» Exercise
From the material below, copy out each line with the word "symbol" in it.

» Dataset entries
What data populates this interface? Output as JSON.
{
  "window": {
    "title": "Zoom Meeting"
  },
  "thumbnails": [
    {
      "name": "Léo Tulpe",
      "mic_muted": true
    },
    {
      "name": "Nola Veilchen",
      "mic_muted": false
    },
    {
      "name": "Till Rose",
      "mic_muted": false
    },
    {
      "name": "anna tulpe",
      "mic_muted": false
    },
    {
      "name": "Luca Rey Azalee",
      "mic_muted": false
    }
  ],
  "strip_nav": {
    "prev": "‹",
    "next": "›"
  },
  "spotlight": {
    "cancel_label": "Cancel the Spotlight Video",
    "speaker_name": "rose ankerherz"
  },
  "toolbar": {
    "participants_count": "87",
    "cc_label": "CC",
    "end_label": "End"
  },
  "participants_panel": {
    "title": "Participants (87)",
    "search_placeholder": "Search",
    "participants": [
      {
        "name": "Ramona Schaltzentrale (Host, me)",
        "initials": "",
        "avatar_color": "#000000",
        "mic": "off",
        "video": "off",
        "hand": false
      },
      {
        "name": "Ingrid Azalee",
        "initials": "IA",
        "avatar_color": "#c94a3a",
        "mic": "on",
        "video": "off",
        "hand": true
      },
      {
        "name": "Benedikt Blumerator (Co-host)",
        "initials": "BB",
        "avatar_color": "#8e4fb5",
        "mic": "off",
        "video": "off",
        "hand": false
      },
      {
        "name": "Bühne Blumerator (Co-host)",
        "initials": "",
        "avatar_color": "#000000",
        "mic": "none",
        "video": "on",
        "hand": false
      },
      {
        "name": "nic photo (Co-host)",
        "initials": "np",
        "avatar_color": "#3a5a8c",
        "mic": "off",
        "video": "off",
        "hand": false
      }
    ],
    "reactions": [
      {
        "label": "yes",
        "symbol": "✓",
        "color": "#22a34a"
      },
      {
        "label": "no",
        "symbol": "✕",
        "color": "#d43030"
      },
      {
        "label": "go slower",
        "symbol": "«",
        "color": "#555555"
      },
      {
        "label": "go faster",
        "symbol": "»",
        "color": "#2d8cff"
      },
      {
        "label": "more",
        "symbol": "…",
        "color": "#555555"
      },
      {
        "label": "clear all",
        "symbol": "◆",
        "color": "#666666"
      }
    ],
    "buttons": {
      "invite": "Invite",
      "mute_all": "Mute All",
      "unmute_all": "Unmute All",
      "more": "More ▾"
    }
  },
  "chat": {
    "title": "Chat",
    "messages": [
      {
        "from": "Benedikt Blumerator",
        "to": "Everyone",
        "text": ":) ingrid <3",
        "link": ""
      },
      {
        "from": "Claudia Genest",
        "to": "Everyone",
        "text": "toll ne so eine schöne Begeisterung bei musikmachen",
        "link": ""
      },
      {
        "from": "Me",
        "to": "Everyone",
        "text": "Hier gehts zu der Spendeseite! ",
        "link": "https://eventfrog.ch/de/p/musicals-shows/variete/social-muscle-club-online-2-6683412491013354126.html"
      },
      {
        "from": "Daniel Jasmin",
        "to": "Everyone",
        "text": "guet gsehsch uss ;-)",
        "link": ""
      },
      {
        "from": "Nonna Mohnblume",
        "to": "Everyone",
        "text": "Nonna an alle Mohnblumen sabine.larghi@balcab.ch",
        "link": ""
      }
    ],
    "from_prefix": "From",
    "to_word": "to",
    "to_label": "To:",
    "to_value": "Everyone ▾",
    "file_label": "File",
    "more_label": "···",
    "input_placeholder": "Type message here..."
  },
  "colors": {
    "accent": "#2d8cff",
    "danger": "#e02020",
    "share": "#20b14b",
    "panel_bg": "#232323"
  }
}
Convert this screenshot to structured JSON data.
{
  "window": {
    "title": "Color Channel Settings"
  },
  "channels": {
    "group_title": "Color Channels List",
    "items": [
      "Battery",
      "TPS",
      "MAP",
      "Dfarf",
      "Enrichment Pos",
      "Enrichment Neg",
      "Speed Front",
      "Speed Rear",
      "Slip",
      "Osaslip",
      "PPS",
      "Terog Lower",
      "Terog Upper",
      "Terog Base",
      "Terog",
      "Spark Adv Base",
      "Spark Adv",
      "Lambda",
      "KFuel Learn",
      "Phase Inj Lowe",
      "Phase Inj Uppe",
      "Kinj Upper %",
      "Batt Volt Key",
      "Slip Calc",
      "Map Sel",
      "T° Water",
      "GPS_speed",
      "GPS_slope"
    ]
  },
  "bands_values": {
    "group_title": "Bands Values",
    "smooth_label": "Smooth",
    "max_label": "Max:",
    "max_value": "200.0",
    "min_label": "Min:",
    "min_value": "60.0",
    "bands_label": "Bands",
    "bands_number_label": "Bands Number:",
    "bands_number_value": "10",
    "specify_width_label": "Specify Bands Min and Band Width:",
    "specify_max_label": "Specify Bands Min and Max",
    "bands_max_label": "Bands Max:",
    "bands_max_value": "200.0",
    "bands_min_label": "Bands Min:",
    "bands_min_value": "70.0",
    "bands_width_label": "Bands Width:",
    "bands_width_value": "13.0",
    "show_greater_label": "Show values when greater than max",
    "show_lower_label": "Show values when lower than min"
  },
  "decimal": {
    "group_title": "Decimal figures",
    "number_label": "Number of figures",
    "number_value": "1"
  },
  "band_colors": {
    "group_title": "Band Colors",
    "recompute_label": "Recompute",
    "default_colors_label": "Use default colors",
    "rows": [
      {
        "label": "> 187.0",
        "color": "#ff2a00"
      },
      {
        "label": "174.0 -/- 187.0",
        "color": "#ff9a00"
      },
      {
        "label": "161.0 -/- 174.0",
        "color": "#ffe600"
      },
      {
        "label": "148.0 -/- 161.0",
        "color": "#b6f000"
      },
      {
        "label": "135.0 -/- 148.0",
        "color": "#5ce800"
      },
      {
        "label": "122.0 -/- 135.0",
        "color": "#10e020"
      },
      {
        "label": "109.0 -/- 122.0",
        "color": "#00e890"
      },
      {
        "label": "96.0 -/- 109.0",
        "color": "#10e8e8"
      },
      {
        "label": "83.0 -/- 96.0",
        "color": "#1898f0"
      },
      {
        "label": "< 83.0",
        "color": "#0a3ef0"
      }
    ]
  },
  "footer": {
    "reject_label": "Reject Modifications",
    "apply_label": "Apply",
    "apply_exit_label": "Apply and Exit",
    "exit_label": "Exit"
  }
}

» Response
        "symbol": "✓",
        "symbol": "✕",
        "symbol": "«",
        "symbol": "»",
        "symbol": "…",
        "symbol": "◆",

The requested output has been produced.